My buddy Ryan and I went yesterday to check out a sick looking face in Fortitude, wow what an adventure. Steep uptracks, cornice tunneling bootpacks, ski traversing a face to get on the line and then by far, the most full-on skiing I’ve ever done.
This is what we saw after we ascended Fortitude Ridge. Uptrack in red, downtracks in green. We purposely got to the far north end on the flat saddle of the ridge so that we could get a good angle on the 2nd descent, on the right of the picture. From there we went south down the saddle and dropped into Fortitude Creek. Then cross the ravine and up around the tree ridge on far left, and up the fan underneath the chute. We were able to skin most of the chute, with a couple dozen boot marks thru a rocky narrow bit, then back on skins again. Across the pocket glacier (the dashed line) and skin up toward the col to gain the main ridge.
|Up thru the chute on the left. The face we skied first is on the right, NE aspect|
|Looking down after the short bootpack|
After we got off skins, it was a lot of smashing and shoveling to make a decent route up. I left my axes at home, and I’m glad I did. The snow was just too powdery for a handle plunge to give any real staying power. Whippet- shovel is my favourite combo for these conditions. Use the pointy end of the whippet if you want to use it on loose rock/dirt or hard snow/ice, or the pole side of the whippet for balance, or also use it across the hill to spread your weight. Then the shovel is super useful when booting >45* pow, instead of treadmilling until there is enough of a trench to support your weight, just pull blocks of snow down onto your legs and smush it into the ground with a hip thrust, then it’s pretty much solid enough to walk on. Or you can also use it in place of an ice axe handle plunge (shovel blade and all), and it will have better hold in loose snow as long as you torque the handle properly. And the shovel is absolutely required for those over 70* bits as you near a bit of cornice where it’s not overhanging to dig and carve until you have a less steep path thru it.
So, enough tech talk, after we got as far up the ridge as we could we got to an impasse, either a very exposed steep rock scramble, or literally making a rabbit hole thru a cornice. The slope underneath was too steep to cross in any reasonable amount of time. Ryan suggested that we were high enough to just put on skis and traverse the slope to the next rib. It was a very steep slope and a very good place for an avalanche, but the sun was off the slope, and I had a good feel on the ridiculous stability we were blessed with so we opted for that option. After crossing another steep start zone, we were ontop of the rib we would be skiing down.
|The technical part of the ascent. Orange= bootpack, the red line between the green we actually sidestepped on skis|

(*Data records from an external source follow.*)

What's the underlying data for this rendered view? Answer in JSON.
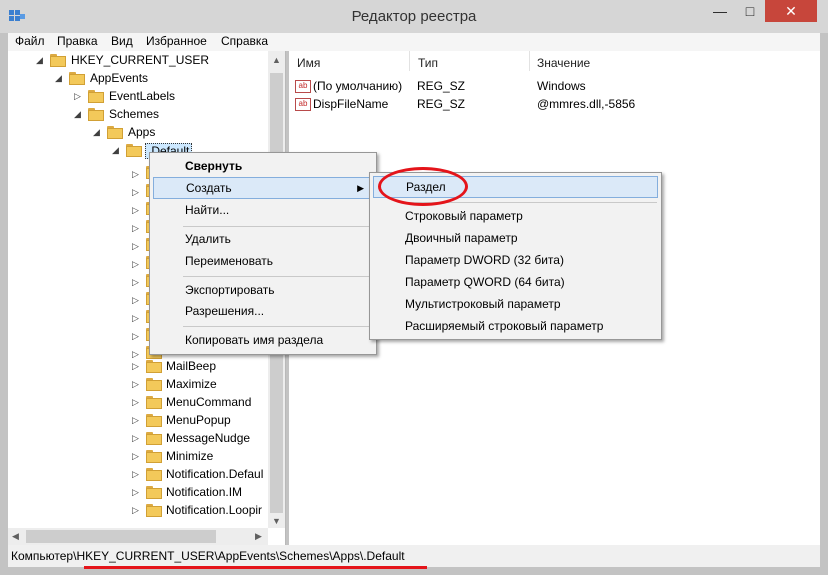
{
  "window": {
    "title": "Редактор реестра",
    "controls": {
      "minimize": "—",
      "maximize": "□",
      "close": "✕"
    }
  },
  "menu": [
    "Файл",
    "Правка",
    "Вид",
    "Избранное",
    "Справка"
  ],
  "tree": {
    "nodes": [
      {
        "label": "HKEY_CURRENT_USER",
        "twisty": "◢"
      },
      {
        "label": "AppEvents",
        "twisty": "◢"
      },
      {
        "label": "EventLabels",
        "twisty": "▷"
      },
      {
        "label": "Schemes",
        "twisty": "◢"
      },
      {
        "label": "Apps",
        "twisty": "◢"
      },
      {
        "label": ".Default",
        "twisty": "◢"
      },
      {
        "label": "MailBeep",
        "twisty": "▷"
      },
      {
        "label": "Maximize",
        "twisty": "▷"
      },
      {
        "label": "MenuCommand",
        "twisty": "▷"
      },
      {
        "label": "MenuPopup",
        "twisty": "▷"
      },
      {
        "label": "MessageNudge",
        "twisty": "▷"
      },
      {
        "label": "Minimize",
        "twisty": "▷"
      },
      {
        "label": "Notification.Defaul",
        "twisty": "▷"
      },
      {
        "label": "Notification.IM",
        "twisty": "▷"
      },
      {
        "label": "Notification.Loopir",
        "twisty": "▷"
      }
    ],
    "hidden_twisty": "▷"
  },
  "list": {
    "columns": [
      "Имя",
      "Тип",
      "Значение"
    ],
    "rows": [
      {
        "name": "(По умолчанию)",
        "type": "REG_SZ",
        "value": "Windows"
      },
      {
        "name": "DispFileName",
        "type": "REG_SZ",
        "value": "@mmres.dll,-5856"
      }
    ],
    "icon_text": "ab"
  },
  "context_menu": {
    "items": [
      "Свернуть",
      "Создать",
      "Найти...",
      "Удалить",
      "Переименовать",
      "Экспортировать",
      "Разрешения...",
      "Копировать имя раздела"
    ],
    "submenu_arrow": "▶"
  },
  "submenu": {
    "items": [
      "Раздел",
      "Строковый параметр",
      "Двоичный параметр",
      "Параметр DWORD (32 бита)",
      "Параметр QWORD (64 бита)",
      "Мультистроковый параметр",
      "Расширяемый строковый параметр"
    ]
  },
  "scroll_arrows": {
    "up": "▲",
    "down": "▼",
    "left": "◀",
    "right": "▶"
  },
  "status": {
    "path": "Компьютер\\HKEY_CURRENT_USER\\AppEvents\\Schemes\\Apps\\.Default"
  },
  "colors": {
    "highlight": "#e4141a",
    "selection": "#cce8ff",
    "menu_hover": "#dbe9f8"
  }
}
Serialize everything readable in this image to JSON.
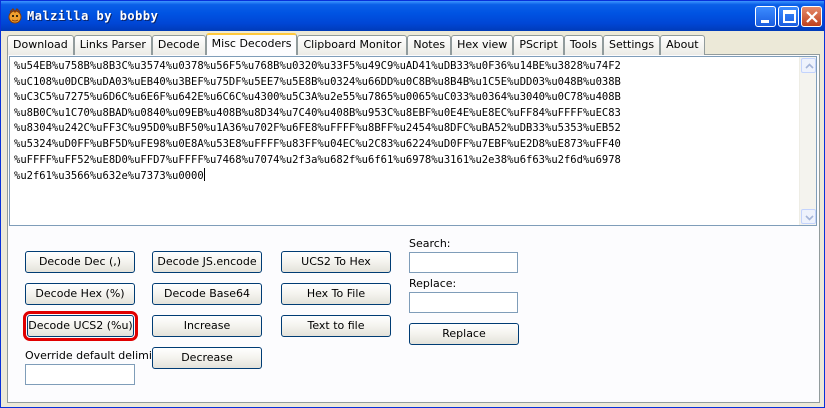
{
  "window": {
    "title": "Malzilla by bobby",
    "icon": "malzilla-app-icon"
  },
  "tabs": [
    {
      "label": "Download"
    },
    {
      "label": "Links Parser"
    },
    {
      "label": "Decode"
    },
    {
      "label": "Misc Decoders",
      "active": true
    },
    {
      "label": "Clipboard Monitor"
    },
    {
      "label": "Notes"
    },
    {
      "label": "Hex view"
    },
    {
      "label": "PScript"
    },
    {
      "label": "Tools"
    },
    {
      "label": "Settings"
    },
    {
      "label": "About"
    }
  ],
  "output": {
    "lines": [
      "%u54EB%u758B%u8B3C%u3574%u0378%u56F5%u768B%u0320%u33F5%u49C9%uAD41%uDB33%u0F36%u14BE%u3828%u74F2",
      "%uC108%u0DCB%uDA03%uEB40%u3BEF%u75DF%u5EE7%u5E8B%u0324%u66DD%u0C8B%u8B4B%u1C5E%uDD03%u048B%u038B",
      "%uC3C5%u7275%u6D6C%u6E6F%u642E%u6C6C%u4300%u5C3A%u2e55%u7865%u0065%uC033%u0364%u3040%u0C78%u408B",
      "%u8B0C%u1C70%u8BAD%u0840%u09EB%u408B%u8D34%u7C40%u408B%u953C%u8EBF%u0E4E%uE8EC%uFF84%uFFFF%uEC83",
      "%u8304%u242C%uFF3C%u95D0%uBF50%u1A36%u702F%u6FE8%uFFFF%u8BFF%u2454%u8DFC%uBA52%uDB33%u5353%uEB52",
      "%u5324%uD0FF%uBF5D%uFE98%u0E8A%u53E8%uFFFF%u83FF%u04EC%u2C83%u6224%uD0FF%u7EBF%uE2D8%uE873%uFF40",
      "%uFFFF%uFF52%uE8D0%uFFD7%uFFFF%u7468%u7074%u2f3a%u682f%u6f61%u6978%u3161%u2e38%u6f63%u2f6d%u6978",
      "%u2f61%u3566%u632e%u7373%u0000"
    ]
  },
  "buttons": {
    "decode_dec": "Decode Dec (,)",
    "decode_hex": "Decode Hex (%)",
    "decode_ucs2": "Decode UCS2 (%u)",
    "decode_jsencode": "Decode JS.encode",
    "decode_base64": "Decode Base64",
    "increase": "Increase",
    "decrease": "Decrease",
    "ucs2_to_hex": "UCS2 To Hex",
    "hex_to_file": "Hex To File",
    "text_to_file": "Text to file",
    "replace": "Replace"
  },
  "labels": {
    "override_delimiter": "Override default delimiter",
    "search": "Search:",
    "replace": "Replace:"
  },
  "fields": {
    "override_delimiter_value": "",
    "search_value": "",
    "replace_value": ""
  },
  "colors": {
    "highlight_outline": "#e00000",
    "titlebar": "#0054e3"
  }
}
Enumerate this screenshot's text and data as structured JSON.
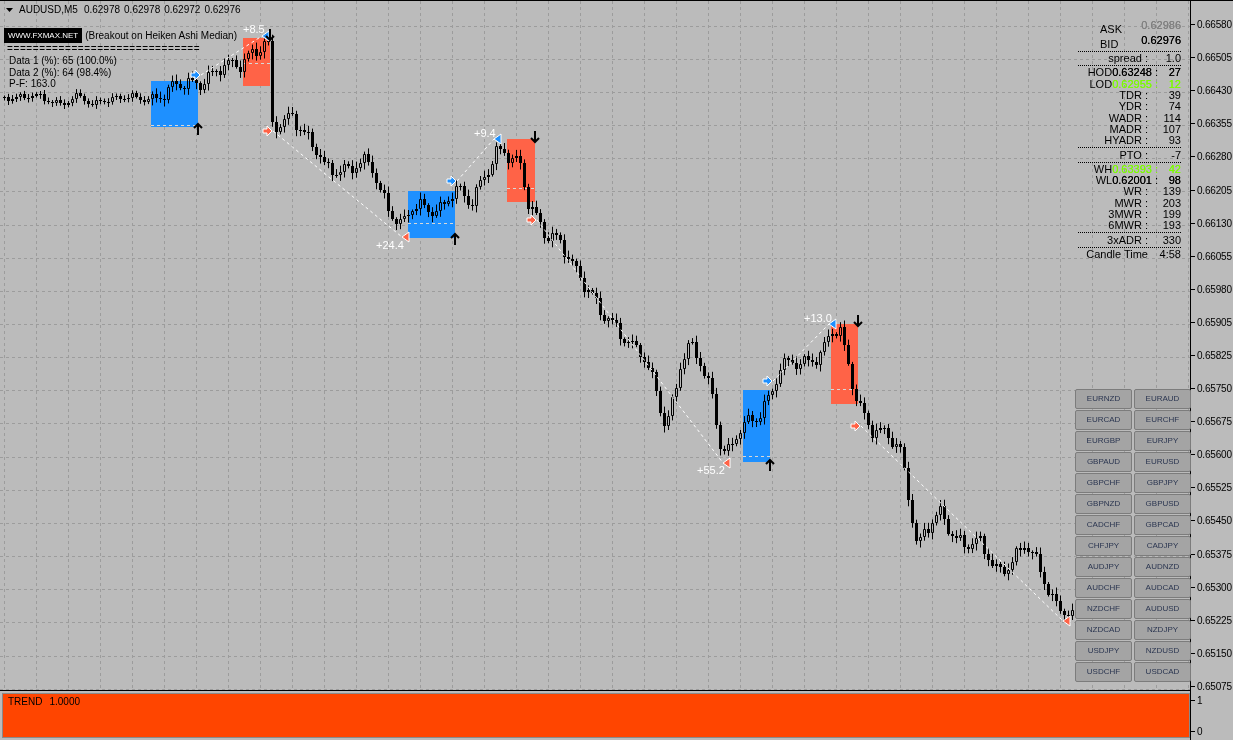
{
  "chart_header": {
    "symbol": "AUDUSD,M5",
    "prices": [
      "0.62978",
      "0.62978",
      "0.62972",
      "0.62976"
    ]
  },
  "indicator": {
    "badge": "WWW.FXMAX.NET",
    "title": "(Breakout on Heiken Ashi Median)",
    "divider": "==============================",
    "lines": [
      "Data 1 (%): 65 (100.0%)",
      "Data 2 (%): 64 (98.4%)",
      "P-F: 163.0"
    ]
  },
  "signals": [
    {
      "kind": "buy",
      "result": "+8.5"
    },
    {
      "kind": "sell",
      "result": "+24.4"
    },
    {
      "kind": "buy",
      "result": "+9.4"
    },
    {
      "kind": "sell",
      "result": "+55.2"
    },
    {
      "kind": "buy",
      "result": "+13.0"
    },
    {
      "kind": "sell"
    }
  ],
  "info_panel": {
    "quotes": [
      {
        "label": "ASK",
        "value": "0.62986",
        "color": "#808080"
      },
      {
        "label": "BID",
        "value": "0.62976",
        "color": "#000000"
      }
    ],
    "groups": [
      [
        {
          "label": "spread :",
          "value": "1.0"
        }
      ],
      [
        {
          "label": "HOD",
          "price": "0.63248 :",
          "value": "27",
          "color": "#000000"
        },
        {
          "label": "LOD",
          "price": "0.62955 :",
          "value": "12",
          "color": "#7cfc00"
        },
        {
          "label": "TDR :",
          "value": "39"
        },
        {
          "label": "YDR :",
          "value": "74"
        },
        {
          "label": "WADR :",
          "value": "114"
        },
        {
          "label": "MADR :",
          "value": "107"
        },
        {
          "label": "HYADR :",
          "value": "93"
        }
      ],
      [
        {
          "label": "PTO :",
          "value": "-7"
        }
      ],
      [
        {
          "label": "WH",
          "price": "0.63393 :",
          "value": "42",
          "color": "#7cfc00"
        },
        {
          "label": "WL",
          "price": "0.62001 :",
          "value": "98",
          "color": "#000000"
        },
        {
          "label": "WR :",
          "value": "139"
        },
        {
          "label": "MWR :",
          "value": "203"
        },
        {
          "label": "3MWR :",
          "value": "199"
        },
        {
          "label": "6MWR :",
          "value": "193"
        }
      ],
      [
        {
          "label": "3xADR :",
          "value": "330"
        }
      ],
      [
        {
          "label": "Candle Time",
          "value": "4:58"
        }
      ]
    ]
  },
  "symbol_buttons": [
    "EURNZD",
    "EURAUD",
    "EURCAD",
    "EURCHF",
    "EURGBP",
    "EURJPY",
    "GBPAUD",
    "EURUSD",
    "GBPCHF",
    "GBPJPY",
    "GBPNZD",
    "GBPUSD",
    "CADCHF",
    "GBPCAD",
    "CHFJPY",
    "CADJPY",
    "AUDJPY",
    "AUDNZD",
    "AUDCHF",
    "AUDCAD",
    "NZDCHF",
    "AUDUSD",
    "NZDCAD",
    "NZDJPY",
    "USDJPY",
    "NZDUSD",
    "USDCHF",
    "USDCAD"
  ],
  "price_axis": [
    "0.66580",
    "0.66505",
    "0.66430",
    "0.66355",
    "0.66280",
    "0.66205",
    "0.66130",
    "0.66055",
    "0.65980",
    "0.65905",
    "0.65825",
    "0.65750",
    "0.65675",
    "0.65600",
    "0.65525",
    "0.65450",
    "0.65375",
    "0.65300",
    "0.65225",
    "0.65150",
    "0.65075"
  ],
  "trend_pane": {
    "name": "TREND",
    "value": "1.0000",
    "level": 1,
    "scale": [
      "1",
      "0"
    ]
  }
}
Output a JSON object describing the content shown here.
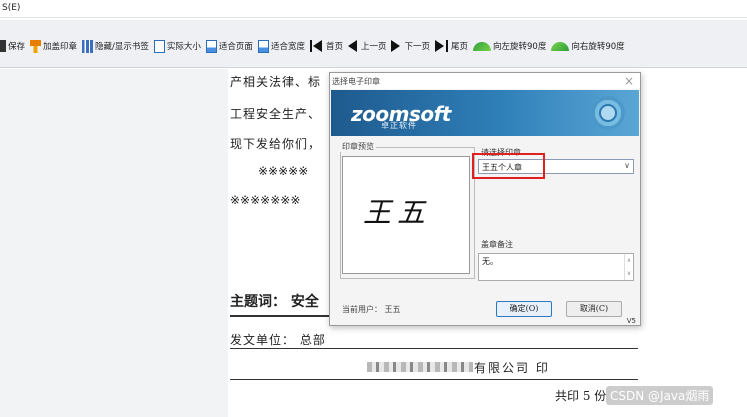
{
  "menubar": {
    "item": "S(E)"
  },
  "toolbar": {
    "save": "保存",
    "add_seal": "加盖印章",
    "toggle_bookmark": "隐藏/显示书签",
    "actual_size": "实际大小",
    "fit_page": "适合页面",
    "fit_width": "适合宽度",
    "first_page": "首页",
    "prev_page": "上一页",
    "next_page": "下一页",
    "last_page": "尾页",
    "rotate_left": "向左旋转90度",
    "rotate_right": "向右旋转90度"
  },
  "document": {
    "line1": "产相关法律、标",
    "line2": "工程安全生产、",
    "line3": "现下发给你们，",
    "line4": "※※※※※",
    "line5": "※※※※※※※",
    "subject": "主题词：  安全",
    "sender": "发文单位：  总部",
    "company": "有限公司  印",
    "pages": "共印 5 份",
    "watermark": "CSDN @Java烟雨"
  },
  "dialog": {
    "title": "选择电子印章",
    "brand": "zoomsoft",
    "brand_sub": "卓正软件",
    "preview_label": "印章预览",
    "signature_text": "王五",
    "select_label": "请选择印章",
    "selected_seal": "王五个人章",
    "remark_label": "盖章备注",
    "remark_value": "无。",
    "current_user": "当前用户：  王五",
    "ok_button": "确定(O)",
    "cancel_button": "取消(C)",
    "version": "V5"
  }
}
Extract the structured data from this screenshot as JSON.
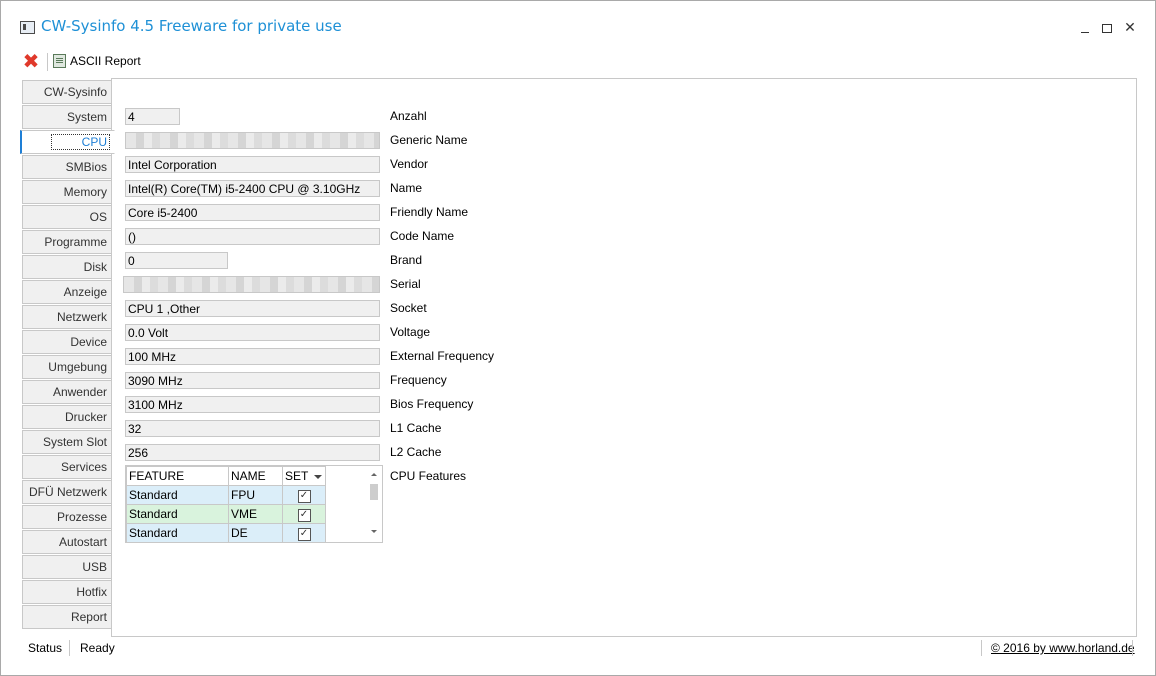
{
  "window": {
    "title": "CW-Sysinfo 4.5 Freeware for private use"
  },
  "toolbar": {
    "close_icon": "red-x-icon",
    "report_label": "ASCII Report"
  },
  "tabs": [
    {
      "label": "CW-Sysinfo"
    },
    {
      "label": "System"
    },
    {
      "label": "CPU",
      "active": true
    },
    {
      "label": "SMBios"
    },
    {
      "label": "Memory"
    },
    {
      "label": "OS"
    },
    {
      "label": "Programme"
    },
    {
      "label": "Disk"
    },
    {
      "label": "Anzeige"
    },
    {
      "label": "Netzwerk"
    },
    {
      "label": "Device"
    },
    {
      "label": "Umgebung"
    },
    {
      "label": "Anwender"
    },
    {
      "label": "Drucker"
    },
    {
      "label": "System Slot"
    },
    {
      "label": "Services"
    },
    {
      "label": "DFÜ Netzwerk"
    },
    {
      "label": "Prozesse"
    },
    {
      "label": "Autostart"
    },
    {
      "label": "USB"
    },
    {
      "label": "Hotfix"
    },
    {
      "label": "Report"
    }
  ],
  "cpu": {
    "fields": [
      {
        "label": "Anzahl",
        "value": "4"
      },
      {
        "label": "Generic Name",
        "value": ""
      },
      {
        "label": "Vendor",
        "value": "Intel Corporation"
      },
      {
        "label": "Name",
        "value": "Intel(R) Core(TM) i5-2400 CPU @ 3.10GHz"
      },
      {
        "label": "Friendly Name",
        "value": "Core i5-2400"
      },
      {
        "label": "Code Name",
        "value": "()"
      },
      {
        "label": "Brand",
        "value": "0"
      },
      {
        "label": "Serial",
        "value": ""
      },
      {
        "label": "Socket",
        "value": "CPU 1 ,Other"
      },
      {
        "label": "Voltage",
        "value": "0.0 Volt"
      },
      {
        "label": "External Frequency",
        "value": "100 MHz"
      },
      {
        "label": "Frequency",
        "value": "3090 MHz"
      },
      {
        "label": "Bios Frequency",
        "value": "3100 MHz"
      },
      {
        "label": "L1 Cache",
        "value": "32"
      },
      {
        "label": "L2 Cache",
        "value": "256"
      }
    ],
    "features_label": "CPU Features",
    "features_grid": {
      "columns": [
        "FEATURE",
        "NAME",
        "SET"
      ],
      "rows": [
        {
          "feature": "Standard",
          "name": "FPU",
          "set": true
        },
        {
          "feature": "Standard",
          "name": "VME",
          "set": true
        },
        {
          "feature": "Standard",
          "name": "DE",
          "set": true
        }
      ]
    }
  },
  "status": {
    "label": "Status",
    "value": "Ready",
    "copyright": "© 2016 by www.horland.de"
  },
  "colors": {
    "title": "#1e90d6",
    "active_tab": "#1e7fd6",
    "close_icon": "#e0392b"
  }
}
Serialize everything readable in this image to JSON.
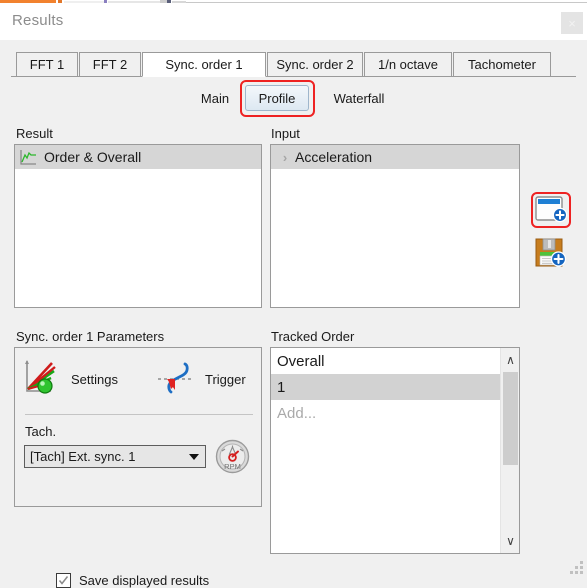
{
  "window": {
    "title": "Results",
    "close_label": "×"
  },
  "tabs": [
    {
      "label": "FFT 1",
      "selected": false
    },
    {
      "label": "FFT 2",
      "selected": false
    },
    {
      "label": "Sync. order 1",
      "selected": true
    },
    {
      "label": "Sync. order 2",
      "selected": false
    },
    {
      "label": "1/n octave",
      "selected": false
    },
    {
      "label": "Tachometer",
      "selected": false
    }
  ],
  "subtabs": [
    {
      "label": "Main",
      "selected": false
    },
    {
      "label": "Profile",
      "selected": true
    },
    {
      "label": "Waterfall",
      "selected": false
    }
  ],
  "result": {
    "label": "Result",
    "items": [
      {
        "label": "Order & Overall",
        "icon": "line-chart-icon",
        "selected": true
      }
    ]
  },
  "input": {
    "label": "Input",
    "items": [
      {
        "label": "Acceleration",
        "icon": "chevron-right-icon",
        "expander": "›",
        "selected": true
      }
    ]
  },
  "actions": {
    "new_window": {
      "icon": "new-window-add-icon",
      "highlighted": true
    },
    "save": {
      "icon": "save-disk-add-icon",
      "highlighted": false
    }
  },
  "parameters": {
    "label": "Sync. order 1  Parameters",
    "settings": {
      "label": "Settings",
      "icon": "order-settings-icon"
    },
    "trigger": {
      "label": "Trigger",
      "icon": "trigger-curve-icon"
    },
    "tach": {
      "label": "Tach.",
      "value": "[Tach] Ext. sync. 1",
      "options": [
        "[Tach] Ext. sync. 1"
      ],
      "gauge_icon": "rpm-gauge-icon",
      "gauge_text": "RPM"
    }
  },
  "tracked_order": {
    "label": "Tracked Order",
    "items": [
      {
        "label": "Overall",
        "selected": false,
        "placeholder": false
      },
      {
        "label": "1",
        "selected": true,
        "placeholder": false
      },
      {
        "label": "Add...",
        "selected": false,
        "placeholder": true
      }
    ],
    "scrollbar": {
      "up": "∧",
      "down": "∨"
    }
  },
  "footer": {
    "save_displayed_results": {
      "label": "Save displayed results",
      "checked": true
    }
  },
  "colors": {
    "window_background": "#f0f0f0",
    "titlebar_background": "#ffffff",
    "list_background": "#ffffff",
    "selection_gray": "#d6d6d6",
    "border_gray": "#9a9a9a",
    "annotation_red": "#ee2222",
    "accent_orange": "#f2822e",
    "tab_selected_white": "#ffffff",
    "subtab_selected_blue": "#dde8f2",
    "badge_blue": "#1565c0",
    "disk_orange": "#c77d1e",
    "green_marker": "#22bb22"
  }
}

We then skied down literally the scariest run I have ever done in my life. I did most of the trailbreaking so Ryan let me go first, but standing ontop of a blind roll into what I knew were flutes (which are a complete unknown for me), I was fully puckered. I let him go first as he is a better skier, and I knew I wasn’t going to ski it well. After quite a time, he emerged out the bottom, and I knew just from the amount of time it took him that it was going to be the most difficult run I’d ever done. Video at the bottom.
After skiing it, Ryan said he actually had two points where he lost skis, the first he had a ski go into tour mode (he has dynafits and runs the toes locked out) after the first set of flutes, and then later on both heels released, and a toe released as well! Luckily the ski stayed put and he didn’t have to chase it all the way to the ravine. I run the toes unlocked, but am meticulous about cleaning them and have never had a toe pre-release.I guess I’m just more used to the limitations of dynafits and ski them softly to make sure the heels don’t do something funky.
After that we ascended back up our track again to the top to ski a NNW aspect off the same little peak, which brought us down another ravine that leads into Fortitude creek later on. We were tired, but the going was quick on the pre-made track and before long we were ontop of the line. We timed the sun perfect, and descended at 7pm (Golden time; I don’t change time for Rogers Pass as I just end up getting confused). I would love to do that descent in the winter, it is gigantic and in pow conditions to the road would be one of the top descents in the pass, with 1500m of fall-line skiing back to the highway. Alas, there was a ton of avy debris in the ravine from the warm spell a week back, however the face was still top notch and one of my favourites so far.
Here’s the video from the two descents. The pictures of our tracks on the first didn’t really turn out as the light was off.